Today, from his home on State Road, Kenney has a view of some of the large potato and grains acreage his son-in-law and grandson Richard and Matt Porter manage and a view of land he once farmed on what is now the Skyway Industrial Park, the former Presque Isle Air Force Base.

In 1945, the young Kenney family moved to a 70-acre property near the Presque Isle Army Airfield to grow potatoes and raise chicken eggs. “Beautiful soil, flat land. My father used to say that I had one of the best pieces of land. I could farm the whole thing except three acres of pasture for cows, chickens and pigs.”

The farm, where Northeast Packaging is located today, was “practically part of the base,” Kenney said. “They had the dog patrols, fences and post stations. Then the missile site moved in,” he said. “They took some of my farm then, come back [and] took a piece out of the middle, and eventually they just took the whole thing.”

The Kenneys and a number of other families lost parts or all of their land to the expanding military base by the time the ill-fated Snark missile project came in 1958.

“The engineer told me it was obsolete when they were building it. It went on with government money and everything. Our lawyer worked pretty hard for a week down there in the Bangor courts to get a little more reasonable price for the land,” Kenney recalled. “Maybe it was fair, but if people think they’re poor now, we were poor then. We scraped for every penny, worked day and night to keep it going. It never was really prosperous up here.”

The family moved back to farmland on State Road, then a new gravel road a mile north of the Air Force base and where he still resides today.

“The 1950s and ‘60s were the best years growing potatoes,” Kenney said, before fresh potatoes were “crowded out” by growers in Western states. Along with an egg farm that he and a business partner ended up closing, Kenney also ran a small 10-cow dairy for a short time, selling fresh high-fat cream. “But I got stopped for that because I didn’t have a license. The trouble with the small guy, he’s got to have a permit for everything.”

Later Kenney became a seed potato grower for Agway, as the out-of-state market for Maine seed potatoes grew. “I did great at that until I retired” in 1986 at age 64, he said.

“I kept on helping the boys until I was 84 in the spring and fall. I enjoyed my summers and didn’t do nothing in the winter, just snow sledding, and we went to Florida for 15 winters after I was 70.”
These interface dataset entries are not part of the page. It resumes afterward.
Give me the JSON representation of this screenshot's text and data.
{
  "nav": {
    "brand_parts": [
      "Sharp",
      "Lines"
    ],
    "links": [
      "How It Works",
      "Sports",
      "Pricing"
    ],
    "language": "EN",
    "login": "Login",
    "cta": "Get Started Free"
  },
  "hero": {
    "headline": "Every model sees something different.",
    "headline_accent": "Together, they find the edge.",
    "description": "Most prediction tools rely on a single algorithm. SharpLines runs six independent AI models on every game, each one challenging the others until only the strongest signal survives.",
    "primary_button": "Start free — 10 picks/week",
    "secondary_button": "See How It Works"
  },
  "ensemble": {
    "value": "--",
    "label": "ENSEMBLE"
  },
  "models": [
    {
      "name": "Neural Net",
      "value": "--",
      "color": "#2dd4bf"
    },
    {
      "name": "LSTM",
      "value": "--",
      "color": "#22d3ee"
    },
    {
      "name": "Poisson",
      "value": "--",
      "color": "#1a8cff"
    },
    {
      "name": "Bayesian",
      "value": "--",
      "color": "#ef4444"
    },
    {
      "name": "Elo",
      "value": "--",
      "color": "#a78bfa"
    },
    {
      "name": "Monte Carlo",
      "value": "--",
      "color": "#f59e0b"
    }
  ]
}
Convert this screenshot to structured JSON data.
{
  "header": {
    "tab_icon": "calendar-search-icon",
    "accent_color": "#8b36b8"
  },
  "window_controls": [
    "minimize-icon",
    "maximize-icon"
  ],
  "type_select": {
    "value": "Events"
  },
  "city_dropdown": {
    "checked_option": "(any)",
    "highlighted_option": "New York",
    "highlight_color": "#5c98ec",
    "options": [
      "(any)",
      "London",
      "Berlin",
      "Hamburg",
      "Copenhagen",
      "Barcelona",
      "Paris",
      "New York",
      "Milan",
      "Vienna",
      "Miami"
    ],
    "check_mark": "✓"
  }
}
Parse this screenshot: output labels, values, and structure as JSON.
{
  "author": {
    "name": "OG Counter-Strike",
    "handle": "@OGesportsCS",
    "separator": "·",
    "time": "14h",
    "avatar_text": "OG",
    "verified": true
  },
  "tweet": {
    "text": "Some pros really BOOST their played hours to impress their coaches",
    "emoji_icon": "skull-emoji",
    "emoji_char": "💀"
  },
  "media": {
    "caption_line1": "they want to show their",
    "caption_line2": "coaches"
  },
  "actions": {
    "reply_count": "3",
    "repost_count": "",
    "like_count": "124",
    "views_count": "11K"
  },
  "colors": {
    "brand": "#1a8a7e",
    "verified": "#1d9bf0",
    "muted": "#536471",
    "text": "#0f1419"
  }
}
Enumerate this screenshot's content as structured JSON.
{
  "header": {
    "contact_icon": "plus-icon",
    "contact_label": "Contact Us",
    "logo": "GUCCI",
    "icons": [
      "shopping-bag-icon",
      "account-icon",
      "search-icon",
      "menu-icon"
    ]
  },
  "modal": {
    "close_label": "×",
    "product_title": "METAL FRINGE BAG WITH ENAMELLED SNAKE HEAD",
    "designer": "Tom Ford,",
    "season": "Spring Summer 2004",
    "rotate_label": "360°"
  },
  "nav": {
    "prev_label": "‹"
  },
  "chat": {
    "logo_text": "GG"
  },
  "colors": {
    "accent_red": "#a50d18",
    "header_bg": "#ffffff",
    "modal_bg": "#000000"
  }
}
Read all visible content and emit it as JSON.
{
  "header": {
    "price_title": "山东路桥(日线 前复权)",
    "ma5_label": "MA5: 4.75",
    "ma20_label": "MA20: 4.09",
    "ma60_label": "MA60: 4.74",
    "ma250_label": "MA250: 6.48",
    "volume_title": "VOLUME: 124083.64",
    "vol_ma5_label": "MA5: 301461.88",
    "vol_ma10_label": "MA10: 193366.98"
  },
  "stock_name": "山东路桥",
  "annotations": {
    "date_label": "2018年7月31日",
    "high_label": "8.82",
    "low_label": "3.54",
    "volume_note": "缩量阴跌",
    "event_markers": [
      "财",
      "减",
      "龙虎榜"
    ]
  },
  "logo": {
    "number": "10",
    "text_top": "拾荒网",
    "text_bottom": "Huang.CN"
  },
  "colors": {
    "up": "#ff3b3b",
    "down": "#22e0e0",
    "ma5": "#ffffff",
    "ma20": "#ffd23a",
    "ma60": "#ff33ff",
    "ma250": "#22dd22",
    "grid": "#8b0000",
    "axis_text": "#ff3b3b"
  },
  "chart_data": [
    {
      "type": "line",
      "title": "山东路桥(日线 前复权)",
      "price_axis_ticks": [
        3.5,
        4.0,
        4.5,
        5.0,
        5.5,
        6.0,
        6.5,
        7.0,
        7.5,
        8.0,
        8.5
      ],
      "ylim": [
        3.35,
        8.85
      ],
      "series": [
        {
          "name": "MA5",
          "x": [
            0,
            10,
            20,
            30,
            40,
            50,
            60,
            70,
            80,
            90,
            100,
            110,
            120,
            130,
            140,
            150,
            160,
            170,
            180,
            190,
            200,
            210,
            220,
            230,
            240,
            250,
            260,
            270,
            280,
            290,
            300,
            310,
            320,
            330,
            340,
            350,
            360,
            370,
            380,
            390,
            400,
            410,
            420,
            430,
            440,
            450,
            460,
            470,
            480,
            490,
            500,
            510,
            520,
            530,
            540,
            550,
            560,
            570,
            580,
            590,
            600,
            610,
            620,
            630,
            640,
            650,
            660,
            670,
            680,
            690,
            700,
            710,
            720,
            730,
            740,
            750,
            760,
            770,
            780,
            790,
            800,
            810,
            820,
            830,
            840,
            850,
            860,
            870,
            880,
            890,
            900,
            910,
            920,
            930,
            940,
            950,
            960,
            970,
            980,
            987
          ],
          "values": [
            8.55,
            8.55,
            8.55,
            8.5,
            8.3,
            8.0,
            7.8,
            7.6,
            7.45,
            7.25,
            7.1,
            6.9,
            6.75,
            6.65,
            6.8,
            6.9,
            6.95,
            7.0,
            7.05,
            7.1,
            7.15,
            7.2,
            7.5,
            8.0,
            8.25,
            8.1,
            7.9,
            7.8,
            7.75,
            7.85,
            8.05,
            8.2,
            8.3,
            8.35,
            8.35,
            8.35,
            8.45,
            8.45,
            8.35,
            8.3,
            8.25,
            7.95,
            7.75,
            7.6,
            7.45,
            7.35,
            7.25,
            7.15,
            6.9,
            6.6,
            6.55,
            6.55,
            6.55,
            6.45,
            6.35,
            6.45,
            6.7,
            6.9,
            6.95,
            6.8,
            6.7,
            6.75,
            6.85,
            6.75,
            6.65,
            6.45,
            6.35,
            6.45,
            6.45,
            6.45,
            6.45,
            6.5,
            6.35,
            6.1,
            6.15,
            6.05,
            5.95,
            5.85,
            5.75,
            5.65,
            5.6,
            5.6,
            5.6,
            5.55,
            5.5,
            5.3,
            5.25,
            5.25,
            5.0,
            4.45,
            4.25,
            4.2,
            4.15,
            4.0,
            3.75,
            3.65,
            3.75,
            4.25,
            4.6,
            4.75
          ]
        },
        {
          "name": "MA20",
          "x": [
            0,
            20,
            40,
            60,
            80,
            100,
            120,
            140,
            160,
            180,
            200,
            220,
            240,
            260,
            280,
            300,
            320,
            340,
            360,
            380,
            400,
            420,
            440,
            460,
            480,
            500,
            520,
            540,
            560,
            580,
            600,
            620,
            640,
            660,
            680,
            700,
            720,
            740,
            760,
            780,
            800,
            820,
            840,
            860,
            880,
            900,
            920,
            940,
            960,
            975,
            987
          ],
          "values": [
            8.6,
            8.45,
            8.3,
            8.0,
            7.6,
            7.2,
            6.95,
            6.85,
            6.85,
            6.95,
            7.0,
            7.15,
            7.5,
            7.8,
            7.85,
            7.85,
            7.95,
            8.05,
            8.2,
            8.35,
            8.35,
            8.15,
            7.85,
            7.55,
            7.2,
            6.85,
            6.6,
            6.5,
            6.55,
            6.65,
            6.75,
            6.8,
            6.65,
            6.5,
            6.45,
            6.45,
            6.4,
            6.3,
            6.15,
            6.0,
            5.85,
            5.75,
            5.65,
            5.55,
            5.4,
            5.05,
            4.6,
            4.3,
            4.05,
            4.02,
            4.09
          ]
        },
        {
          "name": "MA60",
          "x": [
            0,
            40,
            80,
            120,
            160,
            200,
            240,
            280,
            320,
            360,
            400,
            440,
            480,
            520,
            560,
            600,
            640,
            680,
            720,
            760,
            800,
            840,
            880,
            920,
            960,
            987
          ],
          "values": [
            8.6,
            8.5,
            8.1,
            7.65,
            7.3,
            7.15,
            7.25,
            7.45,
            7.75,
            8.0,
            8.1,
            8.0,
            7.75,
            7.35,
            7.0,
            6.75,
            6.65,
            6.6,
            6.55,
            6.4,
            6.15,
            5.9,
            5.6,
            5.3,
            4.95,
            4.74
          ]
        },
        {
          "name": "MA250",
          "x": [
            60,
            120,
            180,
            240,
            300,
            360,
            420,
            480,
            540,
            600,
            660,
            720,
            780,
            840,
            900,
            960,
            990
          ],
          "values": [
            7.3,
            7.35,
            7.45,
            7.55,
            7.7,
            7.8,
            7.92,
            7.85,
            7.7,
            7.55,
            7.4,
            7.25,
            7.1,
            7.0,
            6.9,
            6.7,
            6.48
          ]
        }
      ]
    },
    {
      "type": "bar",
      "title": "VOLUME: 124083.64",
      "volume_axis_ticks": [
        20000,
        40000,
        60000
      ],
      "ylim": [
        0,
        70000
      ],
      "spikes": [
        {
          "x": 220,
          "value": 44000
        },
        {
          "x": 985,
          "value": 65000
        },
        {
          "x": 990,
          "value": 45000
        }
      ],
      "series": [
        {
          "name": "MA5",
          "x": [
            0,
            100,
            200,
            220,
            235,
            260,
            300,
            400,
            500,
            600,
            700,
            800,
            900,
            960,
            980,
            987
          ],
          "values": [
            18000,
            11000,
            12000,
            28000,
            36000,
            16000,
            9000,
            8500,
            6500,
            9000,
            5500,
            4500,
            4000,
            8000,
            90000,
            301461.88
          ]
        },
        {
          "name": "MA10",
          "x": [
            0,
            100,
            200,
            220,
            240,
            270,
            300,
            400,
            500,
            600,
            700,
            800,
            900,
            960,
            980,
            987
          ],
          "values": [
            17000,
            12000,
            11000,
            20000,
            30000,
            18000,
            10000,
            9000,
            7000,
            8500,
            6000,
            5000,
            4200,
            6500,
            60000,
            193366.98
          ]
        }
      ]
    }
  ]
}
Kenney, who recently received a full hip replacement, now goes on short road trips to see the Amish and watches his son-in-law and grandson as they work nearby.

“I hope they’re making out good.”